WORK INSTRUCTION: Print the whole listing below exactly as given, pictures excluded.

-*-*-

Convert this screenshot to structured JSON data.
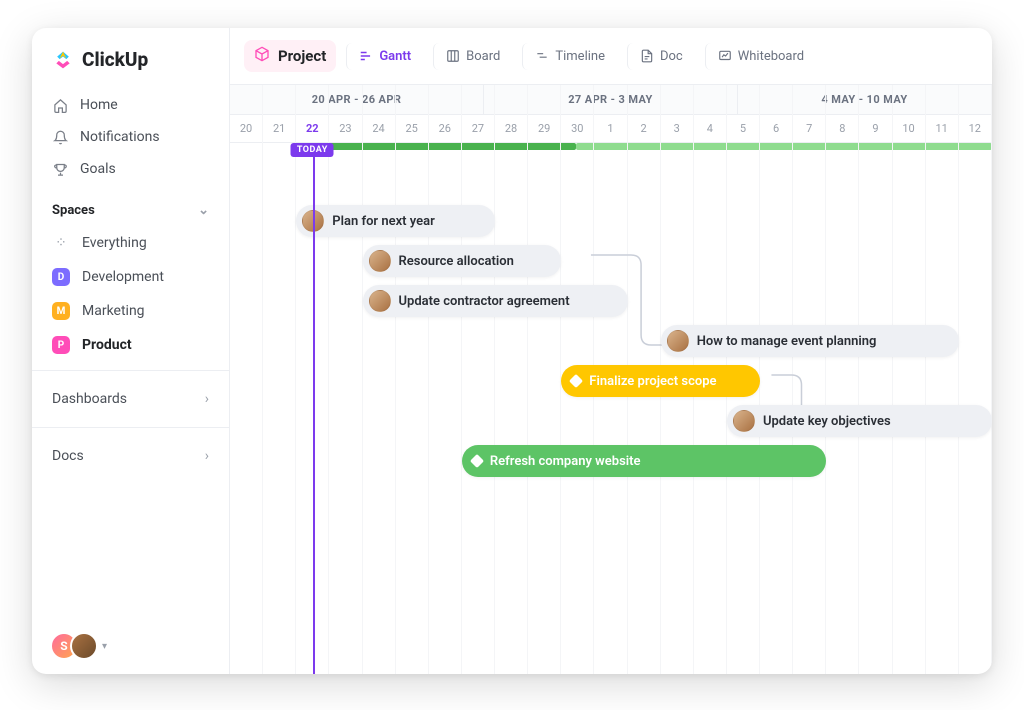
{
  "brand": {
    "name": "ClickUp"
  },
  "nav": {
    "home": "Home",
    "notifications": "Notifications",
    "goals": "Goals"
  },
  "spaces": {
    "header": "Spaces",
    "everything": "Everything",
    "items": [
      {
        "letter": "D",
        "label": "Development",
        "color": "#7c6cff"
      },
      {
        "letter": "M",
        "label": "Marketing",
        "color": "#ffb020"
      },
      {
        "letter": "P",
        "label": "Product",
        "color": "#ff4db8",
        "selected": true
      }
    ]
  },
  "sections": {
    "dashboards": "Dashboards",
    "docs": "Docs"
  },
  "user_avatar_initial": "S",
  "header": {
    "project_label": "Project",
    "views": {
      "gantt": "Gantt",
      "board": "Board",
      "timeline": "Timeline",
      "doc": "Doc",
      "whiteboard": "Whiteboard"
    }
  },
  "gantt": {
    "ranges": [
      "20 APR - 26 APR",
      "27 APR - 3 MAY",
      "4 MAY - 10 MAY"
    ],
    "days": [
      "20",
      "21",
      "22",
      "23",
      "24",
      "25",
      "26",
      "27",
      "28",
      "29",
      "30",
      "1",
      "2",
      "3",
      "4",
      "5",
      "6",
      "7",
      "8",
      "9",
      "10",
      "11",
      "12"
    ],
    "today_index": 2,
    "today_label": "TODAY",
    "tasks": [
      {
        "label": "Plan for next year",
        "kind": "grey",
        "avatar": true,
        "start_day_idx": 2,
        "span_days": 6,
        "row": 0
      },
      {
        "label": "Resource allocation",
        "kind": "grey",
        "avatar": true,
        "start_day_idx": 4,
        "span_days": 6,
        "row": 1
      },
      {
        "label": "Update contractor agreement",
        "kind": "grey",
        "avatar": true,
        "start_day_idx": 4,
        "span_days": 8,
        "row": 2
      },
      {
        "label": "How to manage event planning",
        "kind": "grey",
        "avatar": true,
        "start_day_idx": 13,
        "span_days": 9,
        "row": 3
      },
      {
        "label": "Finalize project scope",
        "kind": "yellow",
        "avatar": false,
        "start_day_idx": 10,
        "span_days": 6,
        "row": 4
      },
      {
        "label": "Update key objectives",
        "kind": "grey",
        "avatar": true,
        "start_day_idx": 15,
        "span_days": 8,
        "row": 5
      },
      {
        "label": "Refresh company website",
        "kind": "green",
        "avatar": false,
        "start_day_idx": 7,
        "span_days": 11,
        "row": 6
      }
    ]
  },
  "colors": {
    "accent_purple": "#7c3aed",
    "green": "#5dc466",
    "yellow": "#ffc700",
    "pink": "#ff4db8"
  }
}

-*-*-

RESPONSE AREA:
Convert this screenshot to structured JSON data.
{
  "brand": {
    "name": "ClickUp"
  },
  "nav": {
    "home": "Home",
    "notifications": "Notifications",
    "goals": "Goals"
  },
  "spaces": {
    "header": "Spaces",
    "everything": "Everything",
    "items": [
      {
        "letter": "D",
        "label": "Development",
        "color": "#7c6cff"
      },
      {
        "letter": "M",
        "label": "Marketing",
        "color": "#ffb020"
      },
      {
        "letter": "P",
        "label": "Product",
        "color": "#ff4db8",
        "selected": true
      }
    ]
  },
  "sections": {
    "dashboards": "Dashboards",
    "docs": "Docs"
  },
  "user_avatar_initial": "S",
  "header": {
    "project_label": "Project",
    "views": {
      "gantt": "Gantt",
      "board": "Board",
      "timeline": "Timeline",
      "doc": "Doc",
      "whiteboard": "Whiteboard"
    }
  },
  "gantt": {
    "ranges": [
      "20 APR - 26 APR",
      "27 APR - 3 MAY",
      "4 MAY - 10 MAY"
    ],
    "days": [
      "20",
      "21",
      "22",
      "23",
      "24",
      "25",
      "26",
      "27",
      "28",
      "29",
      "30",
      "1",
      "2",
      "3",
      "4",
      "5",
      "6",
      "7",
      "8",
      "9",
      "10",
      "11",
      "12"
    ],
    "today_index": 2,
    "today_label": "TODAY",
    "tasks": [
      {
        "label": "Plan for next year",
        "kind": "grey",
        "avatar": true,
        "start_day_idx": 2,
        "span_days": 6,
        "row": 0
      },
      {
        "label": "Resource allocation",
        "kind": "grey",
        "avatar": true,
        "start_day_idx": 4,
        "span_days": 6,
        "row": 1
      },
      {
        "label": "Update contractor agreement",
        "kind": "grey",
        "avatar": true,
        "start_day_idx": 4,
        "span_days": 8,
        "row": 2
      },
      {
        "label": "How to manage event planning",
        "kind": "grey",
        "avatar": true,
        "start_day_idx": 13,
        "span_days": 9,
        "row": 3
      },
      {
        "label": "Finalize project scope",
        "kind": "yellow",
        "avatar": false,
        "start_day_idx": 10,
        "span_days": 6,
        "row": 4
      },
      {
        "label": "Update key objectives",
        "kind": "grey",
        "avatar": true,
        "start_day_idx": 15,
        "span_days": 8,
        "row": 5
      },
      {
        "label": "Refresh company website",
        "kind": "green",
        "avatar": false,
        "start_day_idx": 7,
        "span_days": 11,
        "row": 6
      }
    ]
  },
  "colors": {
    "accent_purple": "#7c3aed",
    "green": "#5dc466",
    "yellow": "#ffc700",
    "pink": "#ff4db8"
  }
}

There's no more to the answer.